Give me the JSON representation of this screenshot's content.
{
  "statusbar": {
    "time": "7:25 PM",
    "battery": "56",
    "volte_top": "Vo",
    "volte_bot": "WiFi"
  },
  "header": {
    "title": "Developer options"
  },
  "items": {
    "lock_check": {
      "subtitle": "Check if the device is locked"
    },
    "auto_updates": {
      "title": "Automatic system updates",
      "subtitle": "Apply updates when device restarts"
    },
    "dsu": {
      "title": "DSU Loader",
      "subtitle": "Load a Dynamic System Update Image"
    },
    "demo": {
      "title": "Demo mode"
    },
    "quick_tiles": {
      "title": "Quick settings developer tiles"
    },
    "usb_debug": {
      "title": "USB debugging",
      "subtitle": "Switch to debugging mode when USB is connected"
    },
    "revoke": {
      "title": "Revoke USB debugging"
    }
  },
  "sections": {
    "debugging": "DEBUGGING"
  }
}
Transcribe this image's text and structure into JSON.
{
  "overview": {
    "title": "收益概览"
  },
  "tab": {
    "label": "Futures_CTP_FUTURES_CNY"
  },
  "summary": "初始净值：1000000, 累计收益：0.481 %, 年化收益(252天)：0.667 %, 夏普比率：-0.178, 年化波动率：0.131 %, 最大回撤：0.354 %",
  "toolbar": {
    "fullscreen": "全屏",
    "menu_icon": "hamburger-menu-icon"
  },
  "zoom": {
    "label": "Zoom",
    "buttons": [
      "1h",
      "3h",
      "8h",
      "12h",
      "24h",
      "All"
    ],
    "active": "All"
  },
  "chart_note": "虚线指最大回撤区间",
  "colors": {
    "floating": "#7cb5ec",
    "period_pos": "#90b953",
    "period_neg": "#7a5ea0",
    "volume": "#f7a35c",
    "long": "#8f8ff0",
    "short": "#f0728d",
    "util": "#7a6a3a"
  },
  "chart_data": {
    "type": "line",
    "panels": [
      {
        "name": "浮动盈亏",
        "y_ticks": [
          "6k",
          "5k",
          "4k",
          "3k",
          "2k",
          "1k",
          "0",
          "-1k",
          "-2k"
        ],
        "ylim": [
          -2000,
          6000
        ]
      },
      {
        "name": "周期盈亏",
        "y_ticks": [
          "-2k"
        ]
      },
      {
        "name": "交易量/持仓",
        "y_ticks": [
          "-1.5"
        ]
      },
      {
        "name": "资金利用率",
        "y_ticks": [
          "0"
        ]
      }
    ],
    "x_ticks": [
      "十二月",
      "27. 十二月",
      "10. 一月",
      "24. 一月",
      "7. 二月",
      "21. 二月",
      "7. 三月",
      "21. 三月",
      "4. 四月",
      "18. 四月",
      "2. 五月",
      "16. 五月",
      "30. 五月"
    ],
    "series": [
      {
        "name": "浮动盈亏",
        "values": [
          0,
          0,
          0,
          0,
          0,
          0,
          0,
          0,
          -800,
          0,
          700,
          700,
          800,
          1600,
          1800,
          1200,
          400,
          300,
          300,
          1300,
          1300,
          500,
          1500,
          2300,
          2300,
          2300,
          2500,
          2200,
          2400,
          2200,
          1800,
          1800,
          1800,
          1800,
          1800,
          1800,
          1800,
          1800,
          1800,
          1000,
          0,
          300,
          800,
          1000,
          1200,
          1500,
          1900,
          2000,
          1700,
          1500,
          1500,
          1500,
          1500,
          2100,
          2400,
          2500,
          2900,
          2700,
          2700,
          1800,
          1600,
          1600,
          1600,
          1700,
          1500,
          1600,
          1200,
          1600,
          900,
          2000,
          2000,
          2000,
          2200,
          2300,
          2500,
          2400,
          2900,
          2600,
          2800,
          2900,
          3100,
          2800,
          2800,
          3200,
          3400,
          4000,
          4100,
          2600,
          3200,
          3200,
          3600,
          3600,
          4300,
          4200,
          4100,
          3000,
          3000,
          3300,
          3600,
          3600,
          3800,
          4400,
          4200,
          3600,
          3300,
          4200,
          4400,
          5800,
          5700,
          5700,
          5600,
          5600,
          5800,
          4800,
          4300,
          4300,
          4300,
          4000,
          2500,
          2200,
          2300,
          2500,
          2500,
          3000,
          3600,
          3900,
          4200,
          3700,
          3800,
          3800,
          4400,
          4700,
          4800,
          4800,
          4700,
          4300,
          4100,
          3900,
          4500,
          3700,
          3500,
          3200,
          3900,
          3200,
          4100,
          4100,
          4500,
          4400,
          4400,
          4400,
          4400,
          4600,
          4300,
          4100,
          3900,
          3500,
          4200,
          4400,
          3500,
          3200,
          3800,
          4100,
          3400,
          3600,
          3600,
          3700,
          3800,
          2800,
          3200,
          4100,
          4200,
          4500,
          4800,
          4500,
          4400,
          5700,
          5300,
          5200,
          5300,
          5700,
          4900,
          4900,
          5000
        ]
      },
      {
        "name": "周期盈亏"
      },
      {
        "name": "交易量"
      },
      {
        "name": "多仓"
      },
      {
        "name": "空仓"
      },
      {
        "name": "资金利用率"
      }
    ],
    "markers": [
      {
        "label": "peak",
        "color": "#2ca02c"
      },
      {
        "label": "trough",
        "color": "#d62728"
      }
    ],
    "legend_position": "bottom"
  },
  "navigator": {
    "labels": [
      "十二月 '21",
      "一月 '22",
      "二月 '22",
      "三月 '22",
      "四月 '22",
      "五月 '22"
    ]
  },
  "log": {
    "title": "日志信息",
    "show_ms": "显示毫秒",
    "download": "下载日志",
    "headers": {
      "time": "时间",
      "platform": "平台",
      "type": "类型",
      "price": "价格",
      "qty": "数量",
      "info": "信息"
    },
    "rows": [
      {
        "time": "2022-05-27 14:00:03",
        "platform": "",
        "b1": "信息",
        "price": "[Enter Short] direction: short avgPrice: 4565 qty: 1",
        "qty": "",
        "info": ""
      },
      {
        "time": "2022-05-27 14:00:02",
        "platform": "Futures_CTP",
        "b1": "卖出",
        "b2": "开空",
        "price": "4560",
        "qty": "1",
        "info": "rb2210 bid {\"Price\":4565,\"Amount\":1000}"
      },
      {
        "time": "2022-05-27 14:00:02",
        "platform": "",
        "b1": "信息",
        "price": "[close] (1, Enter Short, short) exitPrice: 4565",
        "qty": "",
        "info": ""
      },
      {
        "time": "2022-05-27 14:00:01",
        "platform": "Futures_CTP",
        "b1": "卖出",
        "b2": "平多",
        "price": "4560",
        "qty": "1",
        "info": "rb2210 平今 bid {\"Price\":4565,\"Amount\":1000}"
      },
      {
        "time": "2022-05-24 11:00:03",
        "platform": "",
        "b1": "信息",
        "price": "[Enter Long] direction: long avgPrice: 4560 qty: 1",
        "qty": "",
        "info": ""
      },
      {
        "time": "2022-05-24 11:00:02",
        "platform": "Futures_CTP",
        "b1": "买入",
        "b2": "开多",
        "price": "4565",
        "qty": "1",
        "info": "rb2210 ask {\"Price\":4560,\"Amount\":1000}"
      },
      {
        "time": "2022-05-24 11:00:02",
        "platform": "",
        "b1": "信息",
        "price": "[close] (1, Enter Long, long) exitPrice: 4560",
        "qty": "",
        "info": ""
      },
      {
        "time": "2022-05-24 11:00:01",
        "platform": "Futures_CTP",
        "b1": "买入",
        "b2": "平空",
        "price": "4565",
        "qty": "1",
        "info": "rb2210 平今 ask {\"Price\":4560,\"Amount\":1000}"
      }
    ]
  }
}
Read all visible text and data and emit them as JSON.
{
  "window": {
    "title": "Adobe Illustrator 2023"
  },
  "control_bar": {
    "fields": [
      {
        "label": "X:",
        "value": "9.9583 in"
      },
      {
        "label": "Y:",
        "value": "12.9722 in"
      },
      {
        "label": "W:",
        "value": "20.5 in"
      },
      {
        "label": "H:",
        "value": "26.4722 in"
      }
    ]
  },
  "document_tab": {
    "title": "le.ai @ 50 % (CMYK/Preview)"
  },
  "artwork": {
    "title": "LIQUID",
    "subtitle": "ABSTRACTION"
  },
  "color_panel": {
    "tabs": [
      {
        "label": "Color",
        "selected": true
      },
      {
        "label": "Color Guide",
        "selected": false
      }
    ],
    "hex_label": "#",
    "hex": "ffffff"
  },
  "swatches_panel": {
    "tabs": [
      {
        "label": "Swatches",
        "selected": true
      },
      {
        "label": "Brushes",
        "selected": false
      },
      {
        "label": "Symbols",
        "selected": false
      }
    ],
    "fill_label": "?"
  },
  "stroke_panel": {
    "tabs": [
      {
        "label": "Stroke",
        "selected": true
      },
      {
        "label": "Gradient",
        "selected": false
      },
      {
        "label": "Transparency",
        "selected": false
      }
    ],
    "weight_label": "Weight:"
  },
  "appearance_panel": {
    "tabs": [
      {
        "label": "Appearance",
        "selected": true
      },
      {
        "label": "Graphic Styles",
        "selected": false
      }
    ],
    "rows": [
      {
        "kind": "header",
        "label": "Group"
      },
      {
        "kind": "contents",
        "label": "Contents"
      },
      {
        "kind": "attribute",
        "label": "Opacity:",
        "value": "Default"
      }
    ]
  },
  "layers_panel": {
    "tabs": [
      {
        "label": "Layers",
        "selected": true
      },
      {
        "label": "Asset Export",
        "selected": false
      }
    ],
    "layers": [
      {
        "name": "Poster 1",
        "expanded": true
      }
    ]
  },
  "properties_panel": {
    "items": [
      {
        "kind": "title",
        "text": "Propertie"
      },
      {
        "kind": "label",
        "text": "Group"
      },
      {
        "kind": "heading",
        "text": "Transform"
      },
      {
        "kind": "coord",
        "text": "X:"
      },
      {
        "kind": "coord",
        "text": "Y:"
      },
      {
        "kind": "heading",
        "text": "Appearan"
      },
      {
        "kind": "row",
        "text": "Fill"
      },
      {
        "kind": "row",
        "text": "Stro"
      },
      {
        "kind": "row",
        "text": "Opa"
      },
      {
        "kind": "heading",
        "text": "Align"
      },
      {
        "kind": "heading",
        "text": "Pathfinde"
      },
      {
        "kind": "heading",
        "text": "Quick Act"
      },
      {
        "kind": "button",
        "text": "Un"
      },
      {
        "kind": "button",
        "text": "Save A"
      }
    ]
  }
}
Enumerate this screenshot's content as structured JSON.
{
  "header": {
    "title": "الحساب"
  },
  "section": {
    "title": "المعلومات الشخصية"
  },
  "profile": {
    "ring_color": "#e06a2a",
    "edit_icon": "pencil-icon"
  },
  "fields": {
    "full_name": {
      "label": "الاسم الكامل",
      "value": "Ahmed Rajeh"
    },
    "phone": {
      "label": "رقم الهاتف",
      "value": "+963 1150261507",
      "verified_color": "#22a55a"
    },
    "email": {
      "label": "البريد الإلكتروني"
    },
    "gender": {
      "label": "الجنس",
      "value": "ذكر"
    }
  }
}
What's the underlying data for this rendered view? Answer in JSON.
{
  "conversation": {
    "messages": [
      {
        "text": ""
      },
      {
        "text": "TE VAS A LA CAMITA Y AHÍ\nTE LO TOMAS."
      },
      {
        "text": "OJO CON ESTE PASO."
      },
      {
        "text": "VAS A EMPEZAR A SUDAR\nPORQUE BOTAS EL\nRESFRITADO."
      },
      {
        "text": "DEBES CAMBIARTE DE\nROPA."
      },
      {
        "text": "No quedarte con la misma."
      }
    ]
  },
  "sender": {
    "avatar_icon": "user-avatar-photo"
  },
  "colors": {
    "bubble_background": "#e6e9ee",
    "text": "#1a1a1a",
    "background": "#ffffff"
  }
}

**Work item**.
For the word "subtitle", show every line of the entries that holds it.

**Task response**.
      "subtitle": "Check if the device is locked"
      "subtitle": "Apply updates when device restarts"
      "subtitle": "Load a Dynamic System Update Image"
      "subtitle": "Switch to debugging mode when USB is connected"
    "subtitle": "ABSTRACTION"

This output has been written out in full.